If the goal of creative placemaking is to utilize the arts to create cities where people want to live, work and play, then there is a huge opportunity for one of the Detroit region’s most well known and most often frequented landmarks: the Detroit Institute of Arts.
This is something the organization inherently understands, and just this year, the DIA was awarded a grant to reposition and transform two public spaces into more vibrant, active centers of the community. The grant was awarded by ArtPlace, a collaboration of 10 leading national and regional foundations that invests in art and culture initiatives.
The DIA’s project is aptly named the Cultural Living Room, and the public spaces that will be utilized include the DIA’s front lawn and the Kresge Court.
Bradford Frost, special assistant for community and economic development at the DIA, noted that the goal is to transform the DIA from the type of place a typical person might visit once per year into a place used for day-to-day activities, much like a coffee shop, park, restaurant or other highly-frequented public space.
With that in mind, Frost said they are considering permanent enhancements to the front lawn and Kresge Court, such as new seating, free Wi-Fi and other upgrades. In addition, the DIA is looking at scheduling monthly programming in conjunction with strategic partners. The programming might include live musical performances and lecturers. The space is well-suited for such programming; Frost explained that the DIA’s Kresge court is “magnificent but (currently) underutilized.”
In creating these public spaces and new programming, the DIA is helping to foster the type of environment that people typically look for when choosing a region to live in.
The DIA is still in the planning phase of the project, which is designed to have a four to five month design stage. Currently the DIA is collaborating with many other local organizations, including Steelcase, Midtown Detroit Inc. and the Cultural Alliance of Southeast Michigan. Together, they are examining what types of innovative programming would work best and what kind of marketing will be needed to connect these new cultural living spaces to young professionals and other residents of the region.

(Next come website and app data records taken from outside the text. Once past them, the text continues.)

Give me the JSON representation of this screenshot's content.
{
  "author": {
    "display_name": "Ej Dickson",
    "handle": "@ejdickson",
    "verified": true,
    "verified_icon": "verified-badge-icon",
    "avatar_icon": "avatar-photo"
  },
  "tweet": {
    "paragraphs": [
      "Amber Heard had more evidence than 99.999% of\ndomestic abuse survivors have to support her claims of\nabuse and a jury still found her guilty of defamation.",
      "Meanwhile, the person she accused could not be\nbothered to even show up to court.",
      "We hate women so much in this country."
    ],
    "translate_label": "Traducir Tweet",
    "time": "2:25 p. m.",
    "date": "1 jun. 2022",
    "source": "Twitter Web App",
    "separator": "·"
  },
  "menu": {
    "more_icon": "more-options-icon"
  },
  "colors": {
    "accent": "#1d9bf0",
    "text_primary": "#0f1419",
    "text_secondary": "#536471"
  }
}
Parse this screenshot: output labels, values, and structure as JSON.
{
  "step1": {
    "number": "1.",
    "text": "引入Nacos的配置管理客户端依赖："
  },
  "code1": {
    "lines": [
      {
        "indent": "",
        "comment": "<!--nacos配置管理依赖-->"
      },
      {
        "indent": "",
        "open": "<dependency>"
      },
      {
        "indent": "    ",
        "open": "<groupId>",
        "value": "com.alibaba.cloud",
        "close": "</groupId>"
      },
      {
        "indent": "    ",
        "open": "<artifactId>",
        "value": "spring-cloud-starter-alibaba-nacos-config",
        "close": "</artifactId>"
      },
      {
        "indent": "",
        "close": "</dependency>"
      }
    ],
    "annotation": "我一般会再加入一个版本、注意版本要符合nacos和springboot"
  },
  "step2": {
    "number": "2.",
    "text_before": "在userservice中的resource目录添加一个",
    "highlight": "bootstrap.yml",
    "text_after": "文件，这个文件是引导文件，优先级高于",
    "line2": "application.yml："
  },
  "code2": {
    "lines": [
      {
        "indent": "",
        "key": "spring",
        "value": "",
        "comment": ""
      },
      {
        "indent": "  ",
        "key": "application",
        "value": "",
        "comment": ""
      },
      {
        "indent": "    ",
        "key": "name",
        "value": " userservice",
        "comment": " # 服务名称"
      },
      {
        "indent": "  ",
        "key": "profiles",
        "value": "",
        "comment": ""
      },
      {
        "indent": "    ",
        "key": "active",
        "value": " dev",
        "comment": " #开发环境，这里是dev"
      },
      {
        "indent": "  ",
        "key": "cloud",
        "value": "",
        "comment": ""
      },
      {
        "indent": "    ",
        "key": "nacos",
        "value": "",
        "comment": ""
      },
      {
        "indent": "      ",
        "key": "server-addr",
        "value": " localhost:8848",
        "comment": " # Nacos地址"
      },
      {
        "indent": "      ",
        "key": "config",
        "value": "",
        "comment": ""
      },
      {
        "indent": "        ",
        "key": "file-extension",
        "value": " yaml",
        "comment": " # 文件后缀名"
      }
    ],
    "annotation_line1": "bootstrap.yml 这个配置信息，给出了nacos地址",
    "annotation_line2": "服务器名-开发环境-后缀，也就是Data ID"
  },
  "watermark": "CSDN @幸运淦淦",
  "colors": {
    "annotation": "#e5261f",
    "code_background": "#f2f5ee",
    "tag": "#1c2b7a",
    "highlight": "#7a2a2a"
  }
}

Frost noted that they’re also planning focus groups with community residents and students to determine what type of programming residents are interested in.
“It’s a combination of programming, marketing and branding of the spaces as available and accessible,” Frost said. “I expect we’ll offer anything from performing artists to TED talks-style pieces from the arts community to coffee shop style exchanges.”
Frost said the ArtPlace grant enabled the project in several ways.
“When we designed the grant, we worked with partner organizations, including the Detroit Creative Corridor Center and National Business Solutions. Through the grant, we were able to leverage their commitments and resources. The grant is a new resource for the museum as well. It’s a different field of capital to connect a meaningful experience with art, to a broader audience.”
While the DIA has long been a critical gateway to the region’s arts and culture scene, Frost noted that this new addition of the Cultural Living Room project will enhance people’s understanding that the museum is an essential element in attracting young professionals, students and the creative class to Michigan.
“It offers a whole host of opportunities to deepen engagement between partners and become a more active, vibrant center of midtown, as well as a way to deepen the interactions and relationships between residents,” Frost said.
For updates on the programming, which is tentatively scheduled to begin in January, check back to dia.org.